*** Task input ***
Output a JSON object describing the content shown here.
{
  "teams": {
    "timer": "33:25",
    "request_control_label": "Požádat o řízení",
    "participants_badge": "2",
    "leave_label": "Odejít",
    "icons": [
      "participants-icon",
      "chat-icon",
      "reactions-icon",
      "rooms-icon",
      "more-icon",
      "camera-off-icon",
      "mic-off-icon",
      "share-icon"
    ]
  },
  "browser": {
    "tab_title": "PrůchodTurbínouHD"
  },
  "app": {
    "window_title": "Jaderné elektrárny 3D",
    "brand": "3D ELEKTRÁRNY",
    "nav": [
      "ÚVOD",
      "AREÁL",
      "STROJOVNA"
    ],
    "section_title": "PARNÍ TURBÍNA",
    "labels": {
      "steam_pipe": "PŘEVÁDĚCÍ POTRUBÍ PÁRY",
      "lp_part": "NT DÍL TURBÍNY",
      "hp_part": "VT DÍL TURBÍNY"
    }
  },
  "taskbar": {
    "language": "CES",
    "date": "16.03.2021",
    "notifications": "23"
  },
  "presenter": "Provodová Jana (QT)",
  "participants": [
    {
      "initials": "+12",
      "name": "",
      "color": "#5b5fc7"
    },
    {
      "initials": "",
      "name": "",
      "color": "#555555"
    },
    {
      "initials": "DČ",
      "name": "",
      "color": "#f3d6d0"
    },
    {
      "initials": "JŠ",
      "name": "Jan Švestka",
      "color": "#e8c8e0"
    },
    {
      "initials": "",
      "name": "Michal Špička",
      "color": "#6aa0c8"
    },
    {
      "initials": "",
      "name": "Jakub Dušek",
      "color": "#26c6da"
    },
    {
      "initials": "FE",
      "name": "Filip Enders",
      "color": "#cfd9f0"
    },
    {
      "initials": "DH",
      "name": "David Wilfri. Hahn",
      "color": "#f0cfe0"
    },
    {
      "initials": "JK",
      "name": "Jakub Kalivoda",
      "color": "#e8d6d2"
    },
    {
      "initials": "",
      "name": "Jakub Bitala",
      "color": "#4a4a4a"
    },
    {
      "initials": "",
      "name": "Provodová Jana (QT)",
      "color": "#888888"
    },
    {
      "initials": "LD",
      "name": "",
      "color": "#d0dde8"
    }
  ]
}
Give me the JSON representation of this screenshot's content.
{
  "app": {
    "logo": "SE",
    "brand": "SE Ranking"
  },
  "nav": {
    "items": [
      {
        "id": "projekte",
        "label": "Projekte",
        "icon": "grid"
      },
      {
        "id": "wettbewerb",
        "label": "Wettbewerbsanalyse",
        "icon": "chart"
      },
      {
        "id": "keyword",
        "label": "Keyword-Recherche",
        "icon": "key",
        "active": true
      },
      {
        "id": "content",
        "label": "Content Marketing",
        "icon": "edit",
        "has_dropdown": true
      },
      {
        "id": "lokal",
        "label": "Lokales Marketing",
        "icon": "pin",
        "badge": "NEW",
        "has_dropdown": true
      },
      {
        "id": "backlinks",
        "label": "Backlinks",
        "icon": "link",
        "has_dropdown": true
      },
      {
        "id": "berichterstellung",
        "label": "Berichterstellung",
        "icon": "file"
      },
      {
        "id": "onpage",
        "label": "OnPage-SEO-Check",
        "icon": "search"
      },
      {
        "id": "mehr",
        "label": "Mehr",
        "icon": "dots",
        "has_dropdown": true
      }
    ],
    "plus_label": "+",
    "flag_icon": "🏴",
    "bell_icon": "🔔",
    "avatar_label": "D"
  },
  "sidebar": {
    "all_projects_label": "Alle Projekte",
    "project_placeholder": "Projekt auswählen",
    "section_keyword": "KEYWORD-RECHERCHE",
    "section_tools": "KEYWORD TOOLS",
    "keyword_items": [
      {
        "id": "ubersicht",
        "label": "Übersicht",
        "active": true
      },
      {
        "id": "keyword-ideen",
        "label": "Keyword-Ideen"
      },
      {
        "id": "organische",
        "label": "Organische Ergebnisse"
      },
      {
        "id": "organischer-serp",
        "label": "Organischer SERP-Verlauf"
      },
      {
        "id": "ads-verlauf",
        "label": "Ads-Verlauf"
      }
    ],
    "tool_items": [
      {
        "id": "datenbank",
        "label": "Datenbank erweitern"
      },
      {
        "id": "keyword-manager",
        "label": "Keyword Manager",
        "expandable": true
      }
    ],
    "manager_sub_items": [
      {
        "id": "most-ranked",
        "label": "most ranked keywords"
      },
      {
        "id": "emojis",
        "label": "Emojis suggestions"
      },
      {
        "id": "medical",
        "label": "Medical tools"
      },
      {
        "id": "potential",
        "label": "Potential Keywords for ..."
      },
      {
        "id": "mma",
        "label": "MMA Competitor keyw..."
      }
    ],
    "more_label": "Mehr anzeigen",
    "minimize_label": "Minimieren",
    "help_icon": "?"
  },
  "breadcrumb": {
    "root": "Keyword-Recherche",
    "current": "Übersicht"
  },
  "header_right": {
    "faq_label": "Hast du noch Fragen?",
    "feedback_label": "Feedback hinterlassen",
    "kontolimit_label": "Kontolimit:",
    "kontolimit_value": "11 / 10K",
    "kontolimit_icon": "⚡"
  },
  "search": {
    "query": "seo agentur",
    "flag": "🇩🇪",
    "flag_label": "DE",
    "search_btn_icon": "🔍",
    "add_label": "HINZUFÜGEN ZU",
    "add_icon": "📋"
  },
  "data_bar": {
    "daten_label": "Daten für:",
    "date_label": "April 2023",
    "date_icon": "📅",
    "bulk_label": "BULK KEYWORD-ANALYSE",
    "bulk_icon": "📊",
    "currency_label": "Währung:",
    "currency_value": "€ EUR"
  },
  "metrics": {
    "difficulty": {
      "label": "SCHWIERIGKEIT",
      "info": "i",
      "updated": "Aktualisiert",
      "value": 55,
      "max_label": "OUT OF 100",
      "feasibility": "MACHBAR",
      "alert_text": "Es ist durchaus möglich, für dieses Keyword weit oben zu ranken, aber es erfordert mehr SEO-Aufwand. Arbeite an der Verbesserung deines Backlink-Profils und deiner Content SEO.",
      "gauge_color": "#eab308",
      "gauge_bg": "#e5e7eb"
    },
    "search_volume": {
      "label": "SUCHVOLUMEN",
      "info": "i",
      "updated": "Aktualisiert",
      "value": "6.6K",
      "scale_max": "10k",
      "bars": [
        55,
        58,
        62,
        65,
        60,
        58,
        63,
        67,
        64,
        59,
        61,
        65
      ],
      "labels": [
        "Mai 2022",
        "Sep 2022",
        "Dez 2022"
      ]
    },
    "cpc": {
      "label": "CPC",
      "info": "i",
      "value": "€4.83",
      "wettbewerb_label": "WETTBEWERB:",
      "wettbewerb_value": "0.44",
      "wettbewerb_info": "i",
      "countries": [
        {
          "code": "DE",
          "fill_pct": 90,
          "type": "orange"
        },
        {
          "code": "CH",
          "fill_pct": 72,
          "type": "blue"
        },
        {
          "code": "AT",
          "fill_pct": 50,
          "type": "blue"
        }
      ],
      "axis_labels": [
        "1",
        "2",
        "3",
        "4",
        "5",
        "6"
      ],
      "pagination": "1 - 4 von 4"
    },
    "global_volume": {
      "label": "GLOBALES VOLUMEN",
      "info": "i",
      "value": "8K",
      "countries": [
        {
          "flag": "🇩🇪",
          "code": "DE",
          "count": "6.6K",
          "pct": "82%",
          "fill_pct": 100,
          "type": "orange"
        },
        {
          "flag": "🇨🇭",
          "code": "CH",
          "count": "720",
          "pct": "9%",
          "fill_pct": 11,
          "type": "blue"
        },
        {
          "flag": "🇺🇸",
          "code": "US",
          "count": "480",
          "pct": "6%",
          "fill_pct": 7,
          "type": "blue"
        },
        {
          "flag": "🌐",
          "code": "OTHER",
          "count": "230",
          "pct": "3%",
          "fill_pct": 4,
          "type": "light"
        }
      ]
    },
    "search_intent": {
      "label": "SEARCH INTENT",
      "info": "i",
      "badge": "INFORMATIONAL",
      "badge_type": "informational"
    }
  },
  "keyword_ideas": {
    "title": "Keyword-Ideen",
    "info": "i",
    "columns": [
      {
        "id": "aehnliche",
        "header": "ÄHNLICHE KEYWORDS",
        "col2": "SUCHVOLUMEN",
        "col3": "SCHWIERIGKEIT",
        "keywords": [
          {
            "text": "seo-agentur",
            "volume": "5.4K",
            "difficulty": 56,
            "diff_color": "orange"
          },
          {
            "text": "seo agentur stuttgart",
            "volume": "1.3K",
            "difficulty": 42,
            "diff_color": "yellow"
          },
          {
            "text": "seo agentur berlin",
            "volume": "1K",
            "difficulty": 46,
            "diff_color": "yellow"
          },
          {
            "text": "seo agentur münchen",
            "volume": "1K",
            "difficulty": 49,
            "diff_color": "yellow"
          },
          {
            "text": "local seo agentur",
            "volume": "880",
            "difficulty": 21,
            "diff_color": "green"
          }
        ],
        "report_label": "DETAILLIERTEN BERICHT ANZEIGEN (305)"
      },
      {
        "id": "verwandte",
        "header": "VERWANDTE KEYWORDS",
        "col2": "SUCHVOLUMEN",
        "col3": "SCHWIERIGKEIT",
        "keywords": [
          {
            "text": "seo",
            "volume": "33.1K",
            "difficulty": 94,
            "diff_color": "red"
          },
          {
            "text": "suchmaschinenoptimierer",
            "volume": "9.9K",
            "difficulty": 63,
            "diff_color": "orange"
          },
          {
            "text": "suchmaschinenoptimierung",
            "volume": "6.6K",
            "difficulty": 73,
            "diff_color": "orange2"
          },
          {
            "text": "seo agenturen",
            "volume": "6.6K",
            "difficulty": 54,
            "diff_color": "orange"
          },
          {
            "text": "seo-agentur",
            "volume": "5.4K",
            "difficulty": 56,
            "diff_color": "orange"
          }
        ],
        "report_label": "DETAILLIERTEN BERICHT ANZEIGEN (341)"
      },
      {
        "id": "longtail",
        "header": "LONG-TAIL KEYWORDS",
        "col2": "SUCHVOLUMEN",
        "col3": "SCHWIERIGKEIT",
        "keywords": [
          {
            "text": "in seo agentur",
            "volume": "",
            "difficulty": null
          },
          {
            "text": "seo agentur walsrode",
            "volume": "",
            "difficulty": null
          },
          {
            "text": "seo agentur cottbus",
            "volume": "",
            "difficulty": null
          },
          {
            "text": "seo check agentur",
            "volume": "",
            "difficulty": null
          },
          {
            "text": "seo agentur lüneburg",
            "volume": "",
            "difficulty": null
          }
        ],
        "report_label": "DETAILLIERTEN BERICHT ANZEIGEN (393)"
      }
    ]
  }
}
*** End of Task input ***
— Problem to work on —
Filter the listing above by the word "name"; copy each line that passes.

— Solution to the exercise —
      "name": "",
      "name": "",
      "name": "",
      "name": "Jan Švestka",
      "name": "Michal Špička",
      "name": "Jakub Dušek",
      "name": "Filip Enders",
      "name": "David Wilfri. Hahn",
      "name": "Jakub Kalivoda",
      "name": "Jakub Bitala",
      "name": "Provodová Jana (QT)",
      "name": "",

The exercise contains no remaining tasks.